KABUL – Hundreds of Afghans gathered at UN-backed events across the country to decry violence against women and girls, and to strategize on practical steps to put an end to harmful traditional practices in Afghanistan.

The events, leading up to the International Day for the Elimination of Violence against Women on 25 November and the start of the UN’s campaign of 16 days of activism against gender-based violence, drew hundreds of religious leaders, civil society members, human rights activists, legal professionals and government officials.

Together, participants in televised debates, radio programmes and other gatherings voiced their support for the human rights of women and discussed ways to raise awareness about the negative impact of harmful traditional practices on communities across the country.

During one of the events that was televised in Herat, participants underscored that harmful traditional practices – which include child marriage, forced marriage, the giving away of girls to settle disputes, forced isolation in the home and ‘honour’ killings – not only violate the rights of women and girls but also must have no place in Afghan society.
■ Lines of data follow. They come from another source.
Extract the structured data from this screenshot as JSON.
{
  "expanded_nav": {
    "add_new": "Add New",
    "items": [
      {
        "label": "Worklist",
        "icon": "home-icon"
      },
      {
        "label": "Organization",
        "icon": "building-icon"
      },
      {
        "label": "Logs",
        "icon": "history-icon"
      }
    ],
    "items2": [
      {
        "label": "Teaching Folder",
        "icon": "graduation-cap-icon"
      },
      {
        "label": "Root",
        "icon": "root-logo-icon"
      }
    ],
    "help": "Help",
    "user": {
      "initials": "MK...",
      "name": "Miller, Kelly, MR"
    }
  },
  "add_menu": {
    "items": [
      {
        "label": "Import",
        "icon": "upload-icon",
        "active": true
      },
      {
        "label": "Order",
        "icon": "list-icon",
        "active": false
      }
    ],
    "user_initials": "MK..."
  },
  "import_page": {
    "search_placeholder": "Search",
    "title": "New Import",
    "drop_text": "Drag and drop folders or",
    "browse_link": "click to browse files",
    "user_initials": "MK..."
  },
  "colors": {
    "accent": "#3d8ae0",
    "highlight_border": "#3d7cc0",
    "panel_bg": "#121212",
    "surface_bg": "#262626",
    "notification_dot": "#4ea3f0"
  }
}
“Harmful traditions must be stopped,” said Wasi Saeedi, head of a women’s association in the western province. “We need a grassroots campaign, supported by religious and community leaders, to put an end to these bad traditions.”

At an event in the central province of Maydan Wardak, Habibullah Ahmadi, a gender officer in the provincial governor’s office, described how gender-based violence and discrimination continue to deter not only women’s development but also society’s.

“Gender-based discrimination prevents our society from having female doctors, female teachers and policewomen,” he said in a radio broadcast aired locally in the province.

In Jalalabad, the capital of the eastern province of Nangarhar, a panellist and women’s rights activist, Mastora Stanekzai, recommended in a televised broadcast that community education on the rights of women be considered critical in addressing gender-based violence.

“Unfortunately, violence against women is not seen as a crime in our communities,” said Stanekzai. “If men are taught that violence against women is a punishable crime, they will refrain from doing it.”

In other events across Afghanistan, participants expressed similar views, including in a televised programme in the eastern province of Kunar. “Lack of awareness about the rights of women is the biggest problem for many families,” said Sarajulhaq, an official in Kunar’s Department of Women’s Affairs.

Afghanistan has made strides in addressing women’s rights with legislation and in other areas, but much remains to be achieved as Afghan women continue face violence and discrimination. Many structural barriers – including poverty, inequality, illiteracy, harmful traditional practices and violent extremism – make women, especially those in remote provinces, especially susceptible to violence and abuse.

The UN maintains that alongside effective legal and institutional mechanisms for women’s access to justice, stopping violence against women requires an effort from everyone, not only acting but also speaking out against violence in homes, workplaces and social settings.

Events and activities for the 16 Days of Activism campaign, organized by UNAMA’s regional offices across the country, are scheduled to conclude on 10 December, International Human Rights Day.

UNAMA continues to work with advocacy groups and institutions – including religious leaders, youth groups, women’s groups and local media outlets – to create platforms, using radio, social media and television, to enable Afghans to engage in dialogue on pressing issues affecting their communities.

In accordance with its mandate as a political mission, UNAMA supports the Afghan people and government to achieve peace and stability. UNAMA backs conflict prevention and resolution, promoting inclusion and social cohesion, as well as strengthening regional cooperation. The Mission supports effective governance, promoting national ownership and accountable institutions that are built on respect for human rights.